Monday, February 1, 2010

The Journey of 10,000 Steps

Like almost everybody else in the country during the first months of the year, I’m trying to get back in shape through diet and exercise. Since lots of other people are doing the same thing, there are also a lot of experts on TV and in the newspapers right now cheering us on and/or giving us tips. Avoid white foods, they say (oh, you mean like cauliflower and tofu? No problem). Keep a food diary, they say (so do I include the samples at the grocery store or are those free calories since I consume them while pushing my cart?). And for exercise, just walk 10,000 steps a day, and you’ll be fine.

This last one is the one that really gets me right now. It’s always delivered with a bright smile and an “exercise is much easier than you think” introduction. Just 10,000 steps, they say, implying that you must already be doing around 9,000 or so. 10,000 is just a slight bump upward. Right?

Okay, this is what they don’t tell you. Ten thousand steps is equivalent to around four to five miles for the average person. Now some jobs and some lifestyles may actually include four to five miles of walking per day—my guess is that ER nurses may do something like that, and maybe waitresses in big restaurants. But most of us? Nah.

According to my trusty pedometer, if I don’t hit the treadmill, I usually do around 2,000 steps, or 3,000 if I’m running around a lot. If I do my usual three miles on the treadmill, that bumps it up to 7,500 steps, and over the course of the day I may be able to push it up to 8,000 or 9,000. To make it all the way to 10,000 consistently, I have to do three and a half miles on the treadmill. That plus running around at home (where we have a couple of flights of stairs) will reliably push me over 10,000 steps.

I’m willing to admit that 10,000 is a nice, healthy goal—for a lot of us, it may lead to some weight loss since it’s more activity than most people do regularly. What I object to is the sort of sneaky way the exercise people go about getting us to do it. Instead of saying, “It’ll take some time, but 10,000 steps will provide real benefits” they act as if 10,000 steps is, well, no big deal. And there’s also something sort of sneaky about calling it 10,000 steps in the first place. If somebody says “We all should be doing 10,000 steps every day to be healthy,” the average person (who has no idea how many steps she or he actually does on a daily basis) is likely to say “Okay, why not?” On the other hand, if somebody were to say “We all should be walking four or five miles every day to be healthy,” the average person might respond, “Are you nuts? I don’t have time to walk four or five miles a day, healthy or not.”

Everybody seems to agree that Americans need to eat less and exercise more.
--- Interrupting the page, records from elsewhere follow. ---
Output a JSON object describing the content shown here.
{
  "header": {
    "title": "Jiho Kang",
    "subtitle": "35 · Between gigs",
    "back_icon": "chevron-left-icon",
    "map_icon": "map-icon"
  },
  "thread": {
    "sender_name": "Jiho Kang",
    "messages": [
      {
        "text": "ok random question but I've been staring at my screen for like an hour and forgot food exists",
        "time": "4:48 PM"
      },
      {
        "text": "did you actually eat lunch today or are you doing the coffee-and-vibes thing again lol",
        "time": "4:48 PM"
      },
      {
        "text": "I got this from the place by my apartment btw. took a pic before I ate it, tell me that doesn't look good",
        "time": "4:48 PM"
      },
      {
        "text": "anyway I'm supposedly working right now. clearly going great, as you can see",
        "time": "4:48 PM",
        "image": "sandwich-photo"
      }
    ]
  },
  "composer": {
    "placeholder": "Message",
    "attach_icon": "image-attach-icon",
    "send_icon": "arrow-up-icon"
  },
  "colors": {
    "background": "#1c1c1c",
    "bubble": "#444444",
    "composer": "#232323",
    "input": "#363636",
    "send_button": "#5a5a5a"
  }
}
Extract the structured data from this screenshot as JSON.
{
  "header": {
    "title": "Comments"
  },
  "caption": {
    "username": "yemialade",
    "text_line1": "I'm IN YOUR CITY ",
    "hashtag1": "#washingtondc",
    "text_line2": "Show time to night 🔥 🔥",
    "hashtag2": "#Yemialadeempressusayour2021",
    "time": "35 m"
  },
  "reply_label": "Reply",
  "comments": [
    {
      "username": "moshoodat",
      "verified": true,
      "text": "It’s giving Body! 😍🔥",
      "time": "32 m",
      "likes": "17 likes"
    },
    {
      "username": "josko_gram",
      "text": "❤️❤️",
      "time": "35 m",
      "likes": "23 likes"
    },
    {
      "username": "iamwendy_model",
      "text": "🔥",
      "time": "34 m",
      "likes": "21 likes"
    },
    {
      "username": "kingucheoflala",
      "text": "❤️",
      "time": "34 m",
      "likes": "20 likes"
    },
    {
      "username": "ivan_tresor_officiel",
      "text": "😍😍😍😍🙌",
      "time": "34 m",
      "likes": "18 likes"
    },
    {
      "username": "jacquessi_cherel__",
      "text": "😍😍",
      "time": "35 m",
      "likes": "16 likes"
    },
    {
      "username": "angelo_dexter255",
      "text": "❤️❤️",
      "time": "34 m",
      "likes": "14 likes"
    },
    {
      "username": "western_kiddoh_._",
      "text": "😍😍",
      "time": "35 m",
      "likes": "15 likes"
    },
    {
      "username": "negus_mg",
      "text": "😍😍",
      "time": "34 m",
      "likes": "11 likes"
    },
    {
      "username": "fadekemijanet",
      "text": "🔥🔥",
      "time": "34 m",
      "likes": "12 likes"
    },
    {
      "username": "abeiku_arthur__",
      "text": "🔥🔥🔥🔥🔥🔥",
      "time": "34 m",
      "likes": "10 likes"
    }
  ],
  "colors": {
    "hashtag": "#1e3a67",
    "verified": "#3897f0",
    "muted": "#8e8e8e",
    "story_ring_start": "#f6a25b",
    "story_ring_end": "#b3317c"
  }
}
And one reliable way to get people to exercise more is to get them to walk a little more every day. But why not just be honest about it—10,000 steps isn’t a walk in the park. Unless that park is, say, the Grand Canyon, and you’re headed for the bottom. So tell me to get 10,000 steps, but please live out words like “just” and “only.” It’s not “just 10,000 steps”—it’s 10,000 freakin’ steps and it takes a while.

So how about you? Found any helpful exercise tips lately?


Erin Nicholas said...

I'm with ya' Meg. I exercise only because I know there are so many good reasons to do it. Not cuz I like it, not cuz of any endorphine high... I can get that, ahem, other ways!

But I will say that my Kindle has helped me get on the treadmill more. It's easier to prop up on the rack and read than a book (especially when you can up the font!) and the stories make the 45 minutes go pretty fast!

PG Forte said...

Oh, this totally cracked me up.

Yeah, a couple of years ago I, too, bought a pedometer spurred on by the "just 10,000 steps" siren call. Since I suffer from the double handicap of being both chronically math-challenged and hopelessly literal when it comes to semantics, when I see the words "just" and "only" connected to a number I tend to believe we're talking about something manageable.

Gym membership is my top goal for this month, and I'm hoping that will jump-start my stalled exercise program because, I actually do enjoy exercise, when I can motivate myself to actually do it. Currently, that's not happening.

Right now, I'm such a full time desk jockey I think it could be taking me a week or more to get those 10,000 steps in.

Kelly Jamieson said...

I always wondered just how much 10,000 steps was. I have a pedometer but lost the instructions and can't figure out how to use it (math AND tech challenged, here). I guess I'll go wondering how many steps I take in day (not enough!)

Meg Benjamin said...

Thanks, Erin, I needed somebody to verify that you could really use a Kindle on a treadmill. I keep having visions of mine bouncing off and ending up in pieces on the floor! My pedometer is reasonably easy to use, but every time I use up the battery I have to recalculate my stride.